Website and app data records:
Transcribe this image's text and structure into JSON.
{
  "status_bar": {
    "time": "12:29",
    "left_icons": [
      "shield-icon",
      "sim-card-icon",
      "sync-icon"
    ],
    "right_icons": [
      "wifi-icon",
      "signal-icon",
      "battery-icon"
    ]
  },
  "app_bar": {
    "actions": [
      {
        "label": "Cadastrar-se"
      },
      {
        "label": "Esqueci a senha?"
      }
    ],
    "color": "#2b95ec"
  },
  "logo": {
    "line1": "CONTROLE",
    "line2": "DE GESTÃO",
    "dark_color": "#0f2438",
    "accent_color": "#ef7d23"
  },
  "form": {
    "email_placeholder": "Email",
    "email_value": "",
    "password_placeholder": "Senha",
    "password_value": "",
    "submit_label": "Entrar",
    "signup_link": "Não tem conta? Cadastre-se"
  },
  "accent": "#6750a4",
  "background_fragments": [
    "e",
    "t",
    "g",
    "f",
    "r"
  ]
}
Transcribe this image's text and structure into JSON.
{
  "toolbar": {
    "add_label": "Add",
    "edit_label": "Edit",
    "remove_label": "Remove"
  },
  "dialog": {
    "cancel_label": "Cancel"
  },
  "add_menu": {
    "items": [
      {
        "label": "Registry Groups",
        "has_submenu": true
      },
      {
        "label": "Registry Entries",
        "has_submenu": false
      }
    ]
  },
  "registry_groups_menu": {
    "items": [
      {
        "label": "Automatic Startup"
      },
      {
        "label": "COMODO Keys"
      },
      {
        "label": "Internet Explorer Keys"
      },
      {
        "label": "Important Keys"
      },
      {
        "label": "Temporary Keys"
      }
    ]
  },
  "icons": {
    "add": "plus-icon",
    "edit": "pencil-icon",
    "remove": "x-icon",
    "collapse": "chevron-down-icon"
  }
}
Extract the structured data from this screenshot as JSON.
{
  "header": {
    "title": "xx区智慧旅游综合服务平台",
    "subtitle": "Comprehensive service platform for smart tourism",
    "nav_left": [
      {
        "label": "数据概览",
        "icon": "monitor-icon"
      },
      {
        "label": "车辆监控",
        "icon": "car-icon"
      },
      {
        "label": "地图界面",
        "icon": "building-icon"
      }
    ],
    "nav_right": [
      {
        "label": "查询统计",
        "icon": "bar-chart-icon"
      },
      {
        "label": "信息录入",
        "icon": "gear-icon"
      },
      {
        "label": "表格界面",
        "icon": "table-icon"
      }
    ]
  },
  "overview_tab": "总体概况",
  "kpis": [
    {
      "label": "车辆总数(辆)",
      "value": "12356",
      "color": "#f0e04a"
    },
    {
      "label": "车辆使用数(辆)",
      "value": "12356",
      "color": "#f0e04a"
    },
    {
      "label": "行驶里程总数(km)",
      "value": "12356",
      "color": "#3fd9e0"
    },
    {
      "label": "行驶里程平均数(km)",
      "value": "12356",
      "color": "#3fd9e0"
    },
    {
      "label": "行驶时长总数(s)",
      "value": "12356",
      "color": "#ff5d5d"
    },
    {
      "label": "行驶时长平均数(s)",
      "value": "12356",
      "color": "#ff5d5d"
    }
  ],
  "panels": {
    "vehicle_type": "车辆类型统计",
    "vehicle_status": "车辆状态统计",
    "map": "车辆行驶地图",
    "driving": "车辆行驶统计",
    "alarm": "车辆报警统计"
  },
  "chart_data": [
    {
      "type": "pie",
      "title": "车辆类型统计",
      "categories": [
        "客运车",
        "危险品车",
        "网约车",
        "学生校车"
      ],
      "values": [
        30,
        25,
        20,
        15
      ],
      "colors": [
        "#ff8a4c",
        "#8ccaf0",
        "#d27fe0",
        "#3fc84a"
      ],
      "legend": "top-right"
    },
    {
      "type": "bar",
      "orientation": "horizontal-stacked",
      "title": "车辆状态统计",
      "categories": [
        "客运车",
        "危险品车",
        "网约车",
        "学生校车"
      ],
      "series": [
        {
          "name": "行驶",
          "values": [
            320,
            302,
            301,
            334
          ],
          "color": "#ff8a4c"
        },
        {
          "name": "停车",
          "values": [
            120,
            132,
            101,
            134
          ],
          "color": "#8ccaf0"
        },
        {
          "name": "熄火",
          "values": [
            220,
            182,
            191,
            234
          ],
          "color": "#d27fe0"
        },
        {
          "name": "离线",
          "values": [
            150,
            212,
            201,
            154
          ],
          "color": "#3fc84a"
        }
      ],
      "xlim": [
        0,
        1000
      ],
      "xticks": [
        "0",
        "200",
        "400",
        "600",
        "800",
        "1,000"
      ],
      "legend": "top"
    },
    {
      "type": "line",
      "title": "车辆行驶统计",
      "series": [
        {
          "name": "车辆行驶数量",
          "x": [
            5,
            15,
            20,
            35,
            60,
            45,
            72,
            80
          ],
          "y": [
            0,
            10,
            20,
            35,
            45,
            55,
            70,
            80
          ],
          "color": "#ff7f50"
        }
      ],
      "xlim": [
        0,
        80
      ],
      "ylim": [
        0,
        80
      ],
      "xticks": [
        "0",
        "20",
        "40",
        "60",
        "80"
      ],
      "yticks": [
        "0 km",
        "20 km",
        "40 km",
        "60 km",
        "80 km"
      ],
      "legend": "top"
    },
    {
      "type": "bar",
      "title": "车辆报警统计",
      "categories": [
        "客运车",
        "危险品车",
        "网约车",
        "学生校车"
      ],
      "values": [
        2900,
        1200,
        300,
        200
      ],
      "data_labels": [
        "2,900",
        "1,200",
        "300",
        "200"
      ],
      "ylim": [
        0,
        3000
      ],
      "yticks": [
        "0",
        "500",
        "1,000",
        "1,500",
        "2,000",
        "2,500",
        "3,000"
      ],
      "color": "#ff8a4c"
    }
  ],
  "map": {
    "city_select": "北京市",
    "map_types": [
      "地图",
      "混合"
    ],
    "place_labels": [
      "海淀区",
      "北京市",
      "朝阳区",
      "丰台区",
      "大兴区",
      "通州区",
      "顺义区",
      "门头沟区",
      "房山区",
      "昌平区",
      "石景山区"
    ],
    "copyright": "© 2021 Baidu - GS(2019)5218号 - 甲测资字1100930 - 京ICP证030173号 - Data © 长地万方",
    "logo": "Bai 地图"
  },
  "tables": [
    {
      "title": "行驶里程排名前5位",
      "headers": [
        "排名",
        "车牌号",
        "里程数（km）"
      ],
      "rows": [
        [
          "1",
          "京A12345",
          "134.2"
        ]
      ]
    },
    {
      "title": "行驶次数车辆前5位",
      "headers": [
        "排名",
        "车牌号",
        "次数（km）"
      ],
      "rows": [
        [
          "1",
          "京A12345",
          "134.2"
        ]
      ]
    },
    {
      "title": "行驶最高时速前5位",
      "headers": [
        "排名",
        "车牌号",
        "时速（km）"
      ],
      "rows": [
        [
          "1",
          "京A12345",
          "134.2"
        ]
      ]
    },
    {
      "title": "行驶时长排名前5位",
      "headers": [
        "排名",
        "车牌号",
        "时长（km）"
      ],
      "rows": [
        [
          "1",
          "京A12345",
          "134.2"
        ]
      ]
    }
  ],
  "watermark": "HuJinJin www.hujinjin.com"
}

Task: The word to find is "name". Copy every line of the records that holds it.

Response to this task:
          "name": "行驶",
          "name": "停车",
          "name": "熄火",
          "name": "离线",
          "name": "车辆行驶数量",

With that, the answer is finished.